— Source records —
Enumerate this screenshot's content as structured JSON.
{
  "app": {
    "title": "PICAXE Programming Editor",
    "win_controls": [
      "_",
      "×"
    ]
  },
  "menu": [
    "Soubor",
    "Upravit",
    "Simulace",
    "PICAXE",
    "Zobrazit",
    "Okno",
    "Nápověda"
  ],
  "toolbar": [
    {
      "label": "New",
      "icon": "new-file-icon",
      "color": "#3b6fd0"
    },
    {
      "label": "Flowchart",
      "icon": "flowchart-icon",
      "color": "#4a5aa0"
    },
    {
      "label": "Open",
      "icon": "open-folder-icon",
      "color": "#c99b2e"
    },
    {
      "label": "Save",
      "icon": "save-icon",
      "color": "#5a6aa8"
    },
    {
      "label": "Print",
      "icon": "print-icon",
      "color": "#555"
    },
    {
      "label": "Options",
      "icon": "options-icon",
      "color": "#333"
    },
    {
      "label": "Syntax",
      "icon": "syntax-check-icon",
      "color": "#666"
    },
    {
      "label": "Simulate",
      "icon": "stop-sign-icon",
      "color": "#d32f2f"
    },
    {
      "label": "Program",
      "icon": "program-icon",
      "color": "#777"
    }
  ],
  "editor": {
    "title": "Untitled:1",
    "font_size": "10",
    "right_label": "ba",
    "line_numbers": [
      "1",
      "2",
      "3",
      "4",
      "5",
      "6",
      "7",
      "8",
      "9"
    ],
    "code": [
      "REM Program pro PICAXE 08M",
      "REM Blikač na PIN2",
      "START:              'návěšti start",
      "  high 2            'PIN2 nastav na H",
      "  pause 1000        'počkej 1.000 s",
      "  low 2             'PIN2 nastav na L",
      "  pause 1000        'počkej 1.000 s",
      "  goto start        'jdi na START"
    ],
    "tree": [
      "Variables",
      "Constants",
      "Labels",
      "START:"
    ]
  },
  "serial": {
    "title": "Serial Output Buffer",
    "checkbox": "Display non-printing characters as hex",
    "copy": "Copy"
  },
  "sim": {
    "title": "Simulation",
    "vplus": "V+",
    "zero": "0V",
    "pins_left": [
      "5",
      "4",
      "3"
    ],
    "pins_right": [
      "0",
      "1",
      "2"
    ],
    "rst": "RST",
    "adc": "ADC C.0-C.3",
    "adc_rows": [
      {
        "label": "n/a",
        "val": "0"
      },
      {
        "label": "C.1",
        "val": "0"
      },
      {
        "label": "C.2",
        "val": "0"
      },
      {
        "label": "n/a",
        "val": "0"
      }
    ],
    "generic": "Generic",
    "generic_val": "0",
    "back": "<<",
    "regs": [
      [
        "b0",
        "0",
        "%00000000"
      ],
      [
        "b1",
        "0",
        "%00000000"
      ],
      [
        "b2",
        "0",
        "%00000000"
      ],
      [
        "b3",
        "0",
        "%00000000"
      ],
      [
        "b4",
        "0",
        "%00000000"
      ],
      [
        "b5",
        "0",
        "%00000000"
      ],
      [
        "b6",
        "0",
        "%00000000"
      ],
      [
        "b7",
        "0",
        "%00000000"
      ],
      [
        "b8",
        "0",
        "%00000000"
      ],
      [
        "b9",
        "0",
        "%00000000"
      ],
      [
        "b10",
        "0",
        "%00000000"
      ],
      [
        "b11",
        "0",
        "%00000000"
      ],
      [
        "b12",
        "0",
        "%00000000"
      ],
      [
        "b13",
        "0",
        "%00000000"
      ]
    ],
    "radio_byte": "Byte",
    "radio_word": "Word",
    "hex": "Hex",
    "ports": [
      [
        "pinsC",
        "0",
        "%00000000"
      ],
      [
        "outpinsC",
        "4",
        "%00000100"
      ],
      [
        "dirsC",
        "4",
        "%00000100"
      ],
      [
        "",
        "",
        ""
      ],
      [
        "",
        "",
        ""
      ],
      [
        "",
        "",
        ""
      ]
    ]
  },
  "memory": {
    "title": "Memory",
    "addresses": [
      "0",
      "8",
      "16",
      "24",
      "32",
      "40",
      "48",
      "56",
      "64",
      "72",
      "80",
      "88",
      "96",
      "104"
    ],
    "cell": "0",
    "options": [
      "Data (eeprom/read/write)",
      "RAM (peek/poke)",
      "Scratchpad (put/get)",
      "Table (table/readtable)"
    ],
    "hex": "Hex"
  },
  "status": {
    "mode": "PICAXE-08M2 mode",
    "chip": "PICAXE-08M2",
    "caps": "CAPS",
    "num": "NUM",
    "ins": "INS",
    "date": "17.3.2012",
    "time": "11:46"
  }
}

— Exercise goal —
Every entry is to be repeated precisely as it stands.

— Response to the task —
Enumerate this screenshot's content as structured JSON.
{
  "app": {
    "title": "PICAXE Programming Editor",
    "win_controls": [
      "_",
      "×"
    ]
  },
  "menu": [
    "Soubor",
    "Upravit",
    "Simulace",
    "PICAXE",
    "Zobrazit",
    "Okno",
    "Nápověda"
  ],
  "toolbar": [
    {
      "label": "New",
      "icon": "new-file-icon",
      "color": "#3b6fd0"
    },
    {
      "label": "Flowchart",
      "icon": "flowchart-icon",
      "color": "#4a5aa0"
    },
    {
      "label": "Open",
      "icon": "open-folder-icon",
      "color": "#c99b2e"
    },
    {
      "label": "Save",
      "icon": "save-icon",
      "color": "#5a6aa8"
    },
    {
      "label": "Print",
      "icon": "print-icon",
      "color": "#555"
    },
    {
      "label": "Options",
      "icon": "options-icon",
      "color": "#333"
    },
    {
      "label": "Syntax",
      "icon": "syntax-check-icon",
      "color": "#666"
    },
    {
      "label": "Simulate",
      "icon": "stop-sign-icon",
      "color": "#d32f2f"
    },
    {
      "label": "Program",
      "icon": "program-icon",
      "color": "#777"
    }
  ],
  "editor": {
    "title": "Untitled:1",
    "font_size": "10",
    "right_label": "ba",
    "line_numbers": [
      "1",
      "2",
      "3",
      "4",
      "5",
      "6",
      "7",
      "8",
      "9"
    ],
    "code": [
      "REM Program pro PICAXE 08M",
      "REM Blikač na PIN2",
      "START:              'návěšti start",
      "  high 2            'PIN2 nastav na H",
      "  pause 1000        'počkej 1.000 s",
      "  low 2             'PIN2 nastav na L",
      "  pause 1000        'počkej 1.000 s",
      "  goto start        'jdi na START"
    ],
    "tree": [
      "Variables",
      "Constants",
      "Labels",
      "START:"
    ]
  },
  "serial": {
    "title": "Serial Output Buffer",
    "checkbox": "Display non-printing characters as hex",
    "copy": "Copy"
  },
  "sim": {
    "title": "Simulation",
    "vplus": "V+",
    "zero": "0V",
    "pins_left": [
      "5",
      "4",
      "3"
    ],
    "pins_right": [
      "0",
      "1",
      "2"
    ],
    "rst": "RST",
    "adc": "ADC C.0-C.3",
    "adc_rows": [
      {
        "label": "n/a",
        "val": "0"
      },
      {
        "label": "C.1",
        "val": "0"
      },
      {
        "label": "C.2",
        "val": "0"
      },
      {
        "label": "n/a",
        "val": "0"
      }
    ],
    "generic": "Generic",
    "generic_val": "0",
    "back": "<<",
    "regs": [
      [
        "b0",
        "0",
        "%00000000"
      ],
      [
        "b1",
        "0",
        "%00000000"
      ],
      [
        "b2",
        "0",
        "%00000000"
      ],
      [
        "b3",
        "0",
        "%00000000"
      ],
      [
        "b4",
        "0",
        "%00000000"
      ],
      [
        "b5",
        "0",
        "%00000000"
      ],
      [
        "b6",
        "0",
        "%00000000"
      ],
      [
        "b7",
        "0",
        "%00000000"
      ],
      [
        "b8",
        "0",
        "%00000000"
      ],
      [
        "b9",
        "0",
        "%00000000"
      ],
      [
        "b10",
        "0",
        "%00000000"
      ],
      [
        "b11",
        "0",
        "%00000000"
      ],
      [
        "b12",
        "0",
        "%00000000"
      ],
      [
        "b13",
        "0",
        "%00000000"
      ]
    ],
    "radio_byte": "Byte",
    "radio_word": "Word",
    "hex": "Hex",
    "ports": [
      [
        "pinsC",
        "0",
        "%00000000"
      ],
      [
        "outpinsC",
        "4",
        "%00000100"
      ],
      [
        "dirsC",
        "4",
        "%00000100"
      ],
      [
        "",
        "",
        ""
      ],
      [
        "",
        "",
        ""
      ],
      [
        "",
        "",
        ""
      ]
    ]
  },
  "memory": {
    "title": "Memory",
    "addresses": [
      "0",
      "8",
      "16",
      "24",
      "32",
      "40",
      "48",
      "56",
      "64",
      "72",
      "80",
      "88",
      "96",
      "104"
    ],
    "cell": "0",
    "options": [
      "Data (eeprom/read/write)",
      "RAM (peek/poke)",
      "Scratchpad (put/get)",
      "Table (table/readtable)"
    ],
    "hex": "Hex"
  },
  "status": {
    "mode": "PICAXE-08M2 mode",
    "chip": "PICAXE-08M2",
    "caps": "CAPS",
    "num": "NUM",
    "ins": "INS",
    "date": "17.3.2012",
    "time": "11:46"
  }
}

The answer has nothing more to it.